I am a sales manager and have a team of 9 Territory Managers. I have one young man on my team without a whole lot of life or professional experience. His father did some consulting for our corporate office and is well known in our company and throughout our industry.

My TM has a habit of bragging about the account he is "about" to get and getting bigwigs involved in little projects. I know they do not have time for this and wish I could get him to understand that this is not a wise thing to do. If anything, he should be waiting until he NAILS the account to communicate with these people - but I feel strongly that he should let his actions speak for themselves. I am really good at bragging about my team and their accomplishments and would do that for him.

Any advice on getting this guy to chill out a bit? I have tried gentle coaching, but he does not get the long-term big picture!

You manage this guy? When gentle coaching doesn't work, you escalate it to something more direct.

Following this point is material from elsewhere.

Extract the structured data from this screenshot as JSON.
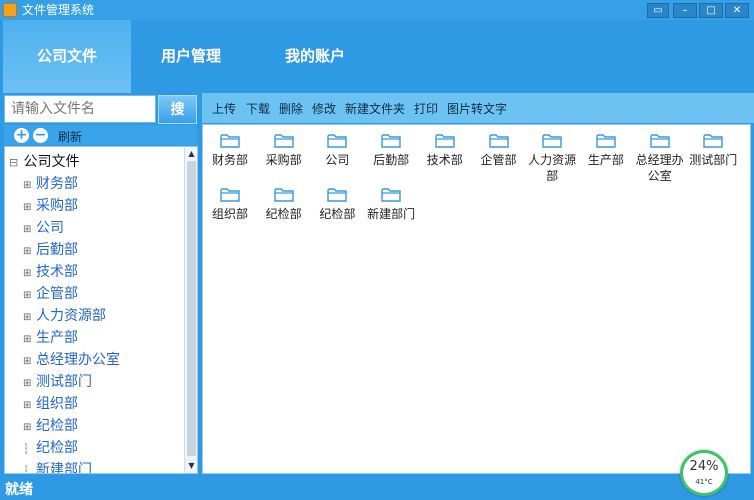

You need to tell him directly that there's a chain of command and he needs to follow it. That means not going over your head to involve higher-ups; that's something you will do when the time is appropriate. Then you enforce it.

You're his manager. Don't hint. Tell him the behavior you expect and hold him accountable to it.


DrJohnDrozdal said...

I agree completely with A manager's job is to hold direct reports accountable for results and the actions expected to get those results.

Reading "between the lines", the fact that the TM's father is a well-known consultant in the industry may have something to do with the manager's reticence to be more direct. My question for the manager would be, "Are you afraid of repercussions if you really hold this employee accountable because the TM's father is well-connected within your company?" Just get over it. Tell him what is expected and hold him to it!

A Girl Named Me said...

I agree with the "reading between the lines" assessment above. I'm guessing there is some kind of political thing going on here.

If this employee is an untouchable, the manager will have to take another tact. Perhaps explaining to him that when he announces a sale too soon and then doesn't get it, he could be losing face and making the manager look bad in the process.

If the employee isn't an untouchable, the manager definitely needs to have a conversation with him about following the chain of command in all circumstances.